Ms al-Darraj’s family came to Australia from Iraq in 1995. She was then one of six children; she is now one of nine, all of whom ­attended Islamic schools, including al-Faisal College in Auburn, Rissalah College in Lakemba and the Australian Islamic College of Sydney in Mount Druitt. She said her father was “pro-education. He wanted his girls to finish school, and maybe even college. But my mother is very old-fashioned”. She said she left home when her mother chose a husband for her, “and even bought the dress”.

She is one of only two sisters in her family still living in Australia.

Ms al-Darraj said she knew of other girls at al-Faisal High School in Auburn who “were married, and they would come to school, a 15-year-old getting dropped off by her 30-year-old husband”.

“For some of them, they want freedom from all the rules at home.

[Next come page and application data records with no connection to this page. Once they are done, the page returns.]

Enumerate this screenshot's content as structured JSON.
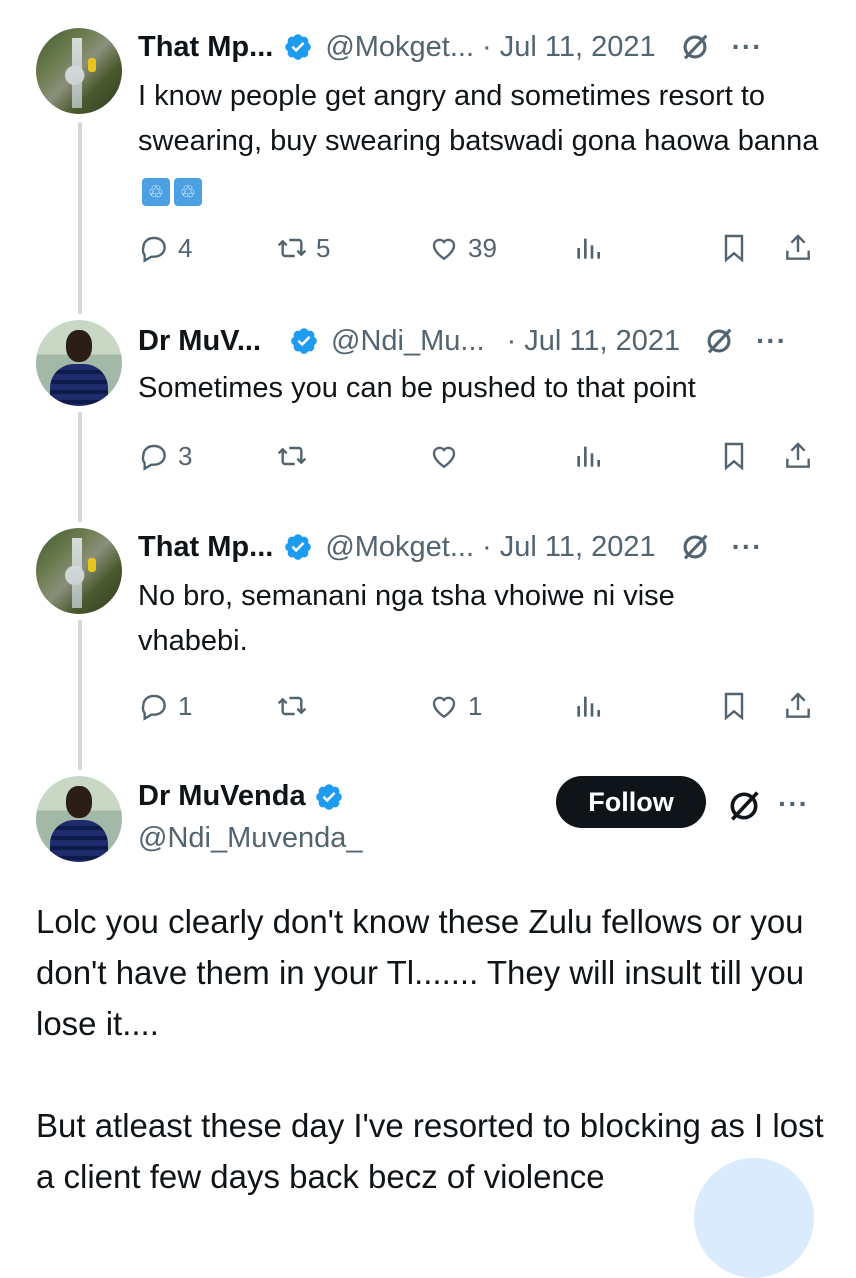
{
  "tweets": [
    {
      "name": "That Mp...",
      "handle": "@Mokget...",
      "date": "Jul 11, 2021",
      "text": "I know people get angry and sometimes resort to swearing, buy swearing batswadi gona haowa banna",
      "emoji": "🚮🚮",
      "replies": "4",
      "retweets": "5",
      "likes": "39"
    },
    {
      "name": "Dr MuV...",
      "handle": "@Ndi_Mu...",
      "date": "Jul 11, 2021",
      "text": "Sometimes you can be pushed to that point",
      "replies": "3",
      "retweets": "",
      "likes": ""
    },
    {
      "name": "That Mp...",
      "handle": "@Mokget...",
      "date": "Jul 11, 2021",
      "text": "No bro, semanani nga tsha vhoiwe ni vise vhabebi.",
      "replies": "1",
      "retweets": "",
      "likes": "1"
    }
  ],
  "main_tweet": {
    "name": "Dr MuVenda",
    "handle": "@Ndi_Muvenda_",
    "follow_label": "Follow",
    "paragraph1": "Lolc you clearly don't know these Zulu fellows or you don't have them in your Tl....... They will insult till you lose it....",
    "paragraph2": "But atleast these day I've resorted to blocking as I lost a client few days back becz of violence"
  },
  "colors": {
    "verified": "#1d9bf0",
    "secondary_text": "#536471",
    "thread_line": "#cfd9de",
    "follow_bg": "#0f1419"
  },
  "icons": [
    "reply-icon",
    "retweet-icon",
    "like-icon",
    "views-icon",
    "bookmark-icon",
    "share-icon",
    "grok-icon",
    "more-icon",
    "verified-badge-icon"
  ]
}
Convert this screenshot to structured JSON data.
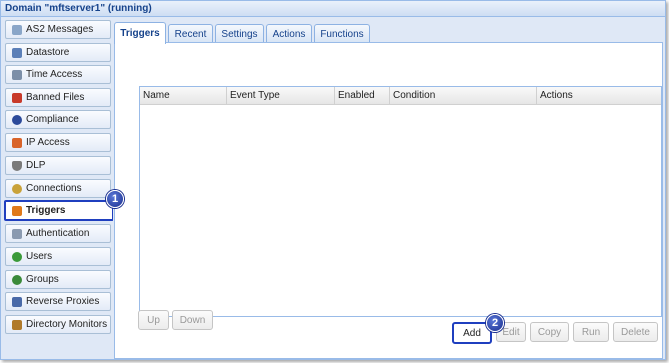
{
  "window": {
    "title": "Domain \"mftserver1\" (running)"
  },
  "sidebar": {
    "items": [
      {
        "label": "AS2 Messages",
        "icon": "envelope-icon",
        "color": "#8aa6c8"
      },
      {
        "label": "Datastore",
        "icon": "database-icon",
        "color": "#5b7fb8"
      },
      {
        "label": "Time Access",
        "icon": "clock-icon",
        "color": "#7c8fa8"
      },
      {
        "label": "Banned Files",
        "icon": "banned-file-icon",
        "color": "#c83a2a"
      },
      {
        "label": "Compliance",
        "icon": "person-icon",
        "color": "#2c4a9a"
      },
      {
        "label": "IP Access",
        "icon": "firewall-icon",
        "color": "#d9642a"
      },
      {
        "label": "DLP",
        "icon": "shield-icon",
        "color": "#7a7a7a"
      },
      {
        "label": "Connections",
        "icon": "connections-icon",
        "color": "#c9a23a"
      },
      {
        "label": "Triggers",
        "icon": "trigger-icon",
        "color": "#e07a1a"
      },
      {
        "label": "Authentication",
        "icon": "authentication-icon",
        "color": "#8a9ab0"
      },
      {
        "label": "Users",
        "icon": "user-icon",
        "color": "#3a9a3a"
      },
      {
        "label": "Groups",
        "icon": "group-icon",
        "color": "#3a8a3a"
      },
      {
        "label": "Reverse Proxies",
        "icon": "proxy-icon",
        "color": "#4a6aa8"
      },
      {
        "label": "Directory Monitors",
        "icon": "directory-monitor-icon",
        "color": "#b07a2a"
      }
    ]
  },
  "tabs": [
    "Triggers",
    "Recent",
    "Settings",
    "Actions",
    "Functions"
  ],
  "grid": {
    "columns": [
      "Name",
      "Event Type",
      "Enabled",
      "Condition",
      "Actions"
    ]
  },
  "buttons": {
    "up": "Up",
    "down": "Down",
    "add": "Add",
    "edit": "Edit",
    "copy": "Copy",
    "run": "Run",
    "delete": "Delete"
  },
  "callouts": {
    "one": "1",
    "two": "2"
  },
  "colors": {
    "accent": "#1f3fbf",
    "header_text": "#15428b",
    "panel_bg": "#dfe8f6"
  }
}
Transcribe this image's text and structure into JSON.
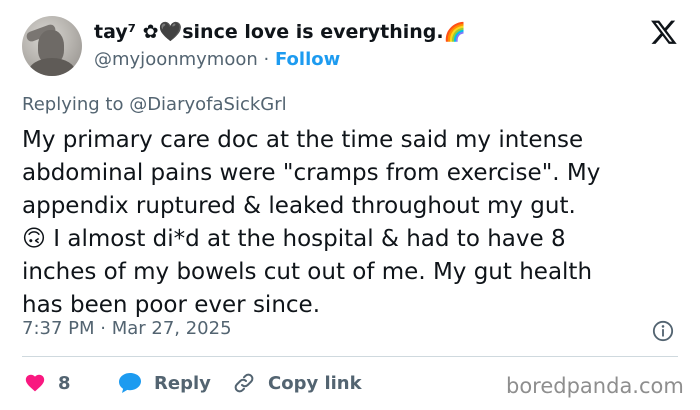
{
  "header": {
    "display_name": "tay⁷ ✿",
    "display_name_suffix": "since love is everything.",
    "heart_emoji": "🖤",
    "rainbow_emoji": "🌈",
    "handle": "@myjoonmymoon",
    "separator": "·",
    "follow_label": "Follow"
  },
  "reply_to": "Replying to @DiaryofaSickGrl",
  "tweet": {
    "text": "My primary care doc at the time said my intense\nabdominal pains were \"cramps from exercise\". My\nappendix ruptured & leaked throughout my gut.\n🙃 I almost di*d at the hospital & had to have 8\ninches of my bowels cut out of me. My gut health\nhas been poor ever since."
  },
  "timestamp": "7:37 PM · Mar 27, 2025",
  "actions": {
    "like_count": "8",
    "reply_label": "Reply",
    "copy_link_label": "Copy link"
  },
  "watermark": "boredpanda.com",
  "colors": {
    "accent": "#1d9bf0",
    "like": "#f91880",
    "muted": "#536471",
    "text": "#0f1419"
  },
  "icons": [
    "x-logo-icon",
    "info-icon",
    "heart-icon",
    "reply-bubble-icon",
    "link-icon"
  ]
}
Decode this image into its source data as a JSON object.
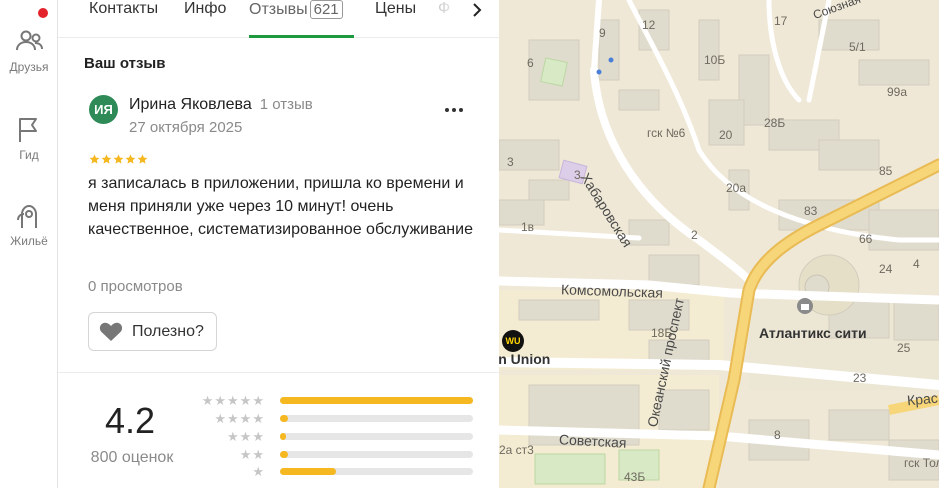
{
  "rail": {
    "items": [
      {
        "label": "Друзья",
        "icon": "friends-icon"
      },
      {
        "label": "Гид",
        "icon": "flag-icon"
      },
      {
        "label": "Жильё",
        "icon": "housing-icon"
      }
    ]
  },
  "tabs": {
    "items": [
      "Контакты",
      "Инфо",
      "Отзывы",
      "Цены",
      "Ф"
    ],
    "reviews_count": "621",
    "active": "Отзывы"
  },
  "review": {
    "section_title": "Ваш отзыв",
    "avatar_initials": "ИЯ",
    "author": "Ирина Яковлева",
    "author_reviews": "1 отзыв",
    "date": "27 октября 2025",
    "stars": 5,
    "text": "я записалась в приложении, пришла ко времени и меня приняли уже через 10 минут! очень качественное, систематизированное обслуживание",
    "views": "0 просмотров",
    "useful_label": "Полезно?"
  },
  "rating": {
    "value": "4.2",
    "count_label": "800 оценок",
    "distribution": [
      {
        "stars": 5,
        "fraction": 1.0
      },
      {
        "stars": 4,
        "fraction": 0.04
      },
      {
        "stars": 3,
        "fraction": 0.02
      },
      {
        "stars": 2,
        "fraction": 0.04
      },
      {
        "stars": 1,
        "fraction": 0.29
      }
    ]
  },
  "map": {
    "streets": [
      "Хабаровская",
      "Комсомольская",
      "Океанский проспект",
      "Советская",
      "Крас"
    ],
    "poi": [
      "Атлантикс сити",
      "ern Union"
    ],
    "house_numbers": [
      "12",
      "9",
      "6",
      "10Б",
      "17",
      "Союзная",
      "5/1",
      "99а",
      "28Б",
      "гск №6",
      "20",
      "3",
      "85",
      "20а",
      "83",
      "1в",
      "2",
      "66",
      "4",
      "24",
      "18Б",
      "25",
      "23",
      "3",
      "2а ст3",
      "43Б",
      "гск Тол",
      "8"
    ]
  },
  "colors": {
    "accent_green": "#1d9a3e",
    "star_yellow": "#f5b820",
    "notification_red": "#e3242b",
    "avatar_green": "#2e8b57"
  }
}
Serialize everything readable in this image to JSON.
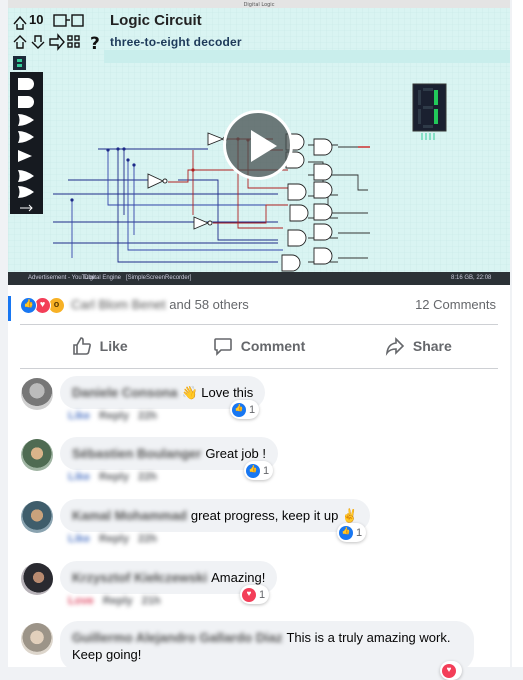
{
  "video": {
    "app_title": "Logic Circuit",
    "app_subtitle": "three-to-eight decoder",
    "zoom_level": "10",
    "window_title": "Digital Logic",
    "taskbar_items": [
      "Advertisement - YouTube",
      "Digital Engine",
      "[SimpleScreenRecorder]"
    ],
    "taskbar_clock": "8:16 GB, 22:08"
  },
  "reactions": {
    "types": [
      "like-icon",
      "love-icon",
      "wow-icon"
    ],
    "first_name": "Carl Blom Benet",
    "others_text": "and 58 others",
    "comments_count": "12 Comments"
  },
  "actions": {
    "like": "Like",
    "comment": "Comment",
    "share": "Share"
  },
  "comments": [
    {
      "name": "Daniele Consona",
      "text": "👋 Love this",
      "reaction_count": "1",
      "reaction": "like",
      "meta": [
        "Like",
        "Reply",
        "22h"
      ]
    },
    {
      "name": "Sébastien Boulanger",
      "text": "Great job !",
      "reaction_count": "1",
      "reaction": "like",
      "meta": [
        "Like",
        "Reply",
        "22h"
      ]
    },
    {
      "name": "Kamal Mohammad",
      "text": "great progress, keep it up ✌",
      "reaction_count": "1",
      "reaction": "like",
      "meta": [
        "Like",
        "Reply",
        "22h"
      ]
    },
    {
      "name": "Krzysztof Kiełczewski",
      "text": "Amazing!",
      "reaction_count": "1",
      "reaction": "love",
      "meta": [
        "Love",
        "Reply",
        "21h"
      ]
    },
    {
      "name": "Guillermo Alejandro Gallardo Diaz",
      "text": "This is a truly amazing work. Keep going!",
      "reaction_count": "",
      "reaction": "love",
      "meta": []
    }
  ],
  "colors": {
    "accent": "#1877f2",
    "love": "#f33e58",
    "wow": "#f7b125",
    "canvas": "#d9f4f2"
  }
}
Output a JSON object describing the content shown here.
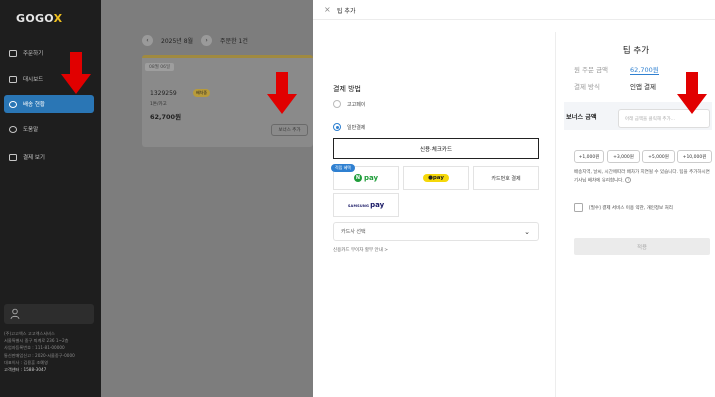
{
  "sidebar": {
    "logo_text": "GOGO",
    "logo_accent": "X",
    "nav": [
      {
        "label": "주문하기",
        "icon": "phone-icon"
      },
      {
        "label": "대시보드",
        "icon": "dashboard-icon"
      },
      {
        "label": "배송 현황",
        "icon": "location-icon"
      },
      {
        "label": "도움말",
        "icon": "help-icon"
      },
      {
        "label": "결제 보기",
        "icon": "card-icon"
      }
    ],
    "company_lines": [
      "(주)고고엑스 고고엑스서비스",
      "서울특별시 중구 퇴계로 236 1~2층",
      "사업자등록번호 : 111-81-00000",
      "통신판매업신고 : 2020-서울중구-0000",
      "대표이사 : 김용훈 조예영",
      "고객센터 : 1588-3047"
    ],
    "company_head": "(주)고고엑스",
    "colors": {
      "active": "#2a76b5",
      "bg": "#1e1e1e"
    }
  },
  "background": {
    "date_label": "2025년 8월",
    "prev": "‹",
    "next": "›",
    "order_count_label": "주문한 1건",
    "order_tag": "08월 06일",
    "order_no": "1329259",
    "order_badge": "배차중",
    "order_sub": "1톤/카고",
    "order_amount": "62,700원",
    "bonus_button": "보너스 추가"
  },
  "modal": {
    "close": "×",
    "title": "팁 추가",
    "payment": {
      "title": "결제 방법",
      "options": [
        "고고페이",
        "일반결제"
      ],
      "card_button": "신용·체크카드",
      "badge": "적립 혜택",
      "npay": "pay",
      "npay_n": "N",
      "kpay": "●pay",
      "phone_pay": "카드번호 결제",
      "spay_small": "SAMSUNG",
      "spay_big": "pay",
      "card_select": "카드사 선택",
      "benefit_link": "신용카드 무이자 할부 안내 >"
    },
    "tip": {
      "title": "팁 추가",
      "original_label": "원 주문 금액",
      "original_value": "62,700원",
      "method_label": "결제 방식",
      "method_value": "인앱 결제",
      "bonus_label": "보너스 금액",
      "bonus_placeholder": "아래 금액을 클릭해 추가...",
      "amounts": [
        "+1,000원",
        "+3,000원",
        "+5,000원",
        "+10,000원"
      ],
      "notice": "배송지역, 날씨, 시간에따라 배차가 지연될 수 있습니다. 팁을 추가하시면 기사님 배차에 유리합니다.",
      "info": "?",
      "agree": "[필수] 결제 서비스 이용 약관, 개인정보 처리",
      "apply": "적용"
    },
    "colors": {
      "link": "#2f80d1",
      "arrow": "#e10000"
    }
  }
}
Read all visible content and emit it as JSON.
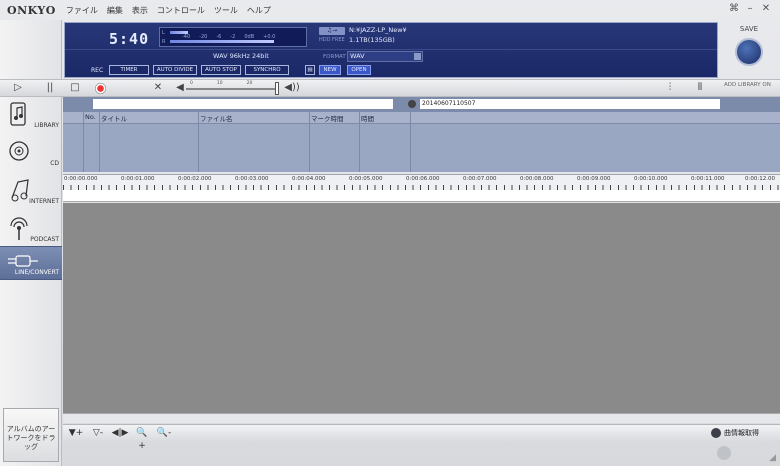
{
  "app": {
    "logo": "ONKYO",
    "menu": [
      "ファイル",
      "編集",
      "表示",
      "コントロール",
      "ツール",
      "ヘルプ"
    ],
    "window_controls": [
      "⌘",
      "–",
      "✕"
    ]
  },
  "sidebar": {
    "items": [
      {
        "label": "LIBRARY",
        "icon": "music-note-icon"
      },
      {
        "label": "CD",
        "icon": "cd-disc-icon"
      },
      {
        "label": "INTERNET",
        "icon": "internet-music-icon"
      },
      {
        "label": "PODCAST",
        "icon": "podcast-antenna-icon"
      },
      {
        "label": "LINE/CONVERT",
        "icon": "line-cable-icon"
      }
    ],
    "art_drop": "アルバムのアートワークをドラッグ"
  },
  "display": {
    "clock": "5:40",
    "meter_scale": [
      "-40",
      "-20",
      "-6",
      "-2",
      "0dB",
      "+0.0"
    ],
    "meter_channels": [
      "L",
      "R"
    ],
    "folder_path": "N:¥JAZZ-LP_New¥",
    "free_label": "HDD FREE",
    "free_space": "1.1TB(135GB)",
    "format_info": "WAV   96kHz     24bit",
    "format_label": "FORMAT",
    "format_value": "WAV",
    "rec_label": "REC",
    "buttons": [
      "TIMER",
      "AUTO DIVIDE",
      "AUTO STOP",
      "SYNCHRO"
    ],
    "new_label": "NEW",
    "open_label": "OPEN"
  },
  "save": {
    "label": "SAVE"
  },
  "transport": {
    "volume_scale": [
      "0",
      "10",
      "20"
    ],
    "add_library": "ADD LIBRARY ON"
  },
  "list": {
    "filename": "20140607110507",
    "columns": [
      "No.",
      "タイトル",
      "ファイル名",
      "マーク時間",
      "時間"
    ]
  },
  "timeline": {
    "labels": [
      "0:00:00.000",
      "0:00:01.000",
      "0:00:02.000",
      "0:00:03.000",
      "0:00:04.000",
      "0:00:05.000",
      "0:00:06.000",
      "0:00:07.000",
      "0:00:08.000",
      "0:00:09.000",
      "0:00:10.000",
      "0:00:11.000",
      "0:00:12.00"
    ]
  },
  "bottom": {
    "info_button": "曲情報取得"
  },
  "colors": {
    "display_bg": "#1b2868",
    "active_nav": "#6677a0",
    "waveform_bg": "#8a8a8a",
    "list_bg": "#9aa7c2"
  }
}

And their mother will say, ‘if you don’t like it, get married, and have freedom at your husband’s house’, so they do.”

The al-Faisal school was ­founded in Sydney by families linked to Saudi Arabia’s royal family. It adheres strictly to a code of modesty for girls, who cannot wear short-sleeved uniforms, even in summer. The hijab is compulsory, and skirts are to the floor.

The principal, Ghazwa Adra Khan, did not respond to questions about whether any of the ­students had, to her knowledge, left Australia to marry. The Australian is not suggesting anyone at the schools knew of wrongdoing or failed to report wrongdoing.

Ms al-Darraj said many families “try to hide what they are doing. They might bring a girl over from Iraq or Iran for marriage, and everyone knows she is the bride but if questions are asked, she is the niece, or a family friend. And if the police, or the Department (of Family Services) speak to the girl, she’s terrified. Or else, it’s normal for her”.

She told The Australian her mother wanted her to get married when she was still a schoolgirl but she refused, and fled the family home at the age of 15.

“DOCS (the former Department of Community Services, now Department of Family Services) put me in a safe house with homeless kids who were doing drugs,” she said. She eventually found work as a hairdressing apprentice, and then in an antiques shop in the Blue Mountains, where she now lives. She has no contact with her parents.

Ms al-Darraj decided several years ago to report what she had seen as a schoolgirl to the police, “and it was like a never-ending ­circle”. “Sometimes I was told, we can’t do anything because they are in Iraq. Or else they told me, they should go to the embassy. But how can they go to the embassy when they aren’t allowed out of the house?” she said.

Ms al-Darraj finally began discussing the matter openly with Australian ­author Gabrielle Lord, whose novel Dishonour features an Australian fleeing an arranged marriage. “I found a lot of resistance to my book when I wrote it,” Lord told The Australian. “We all know this is happening in certain communities, but people told me to tone it down because it’s sensitive. But it’s just so wrong. Who’s side are we on? The parents or the girls?”

At one point during her correspondence with Australian authorities, Ms al-Darraj was attempting to get new passports for family members whose husbands had confiscated old ones.

A DFAT officer referred Ms al-Darraj to officials in Iraq, adding “the current security situation in Iraq” meant that “services from the Australian embassy in Baghdad would be limited” and also that “passport applications for ­minors without their parents’ consent are complex”.

In another email, a DFAT officer also explains that “the ­commonwealth legislation which criminalises the act of causing a person to enter into marriage without their full and free consent is not retrospective”.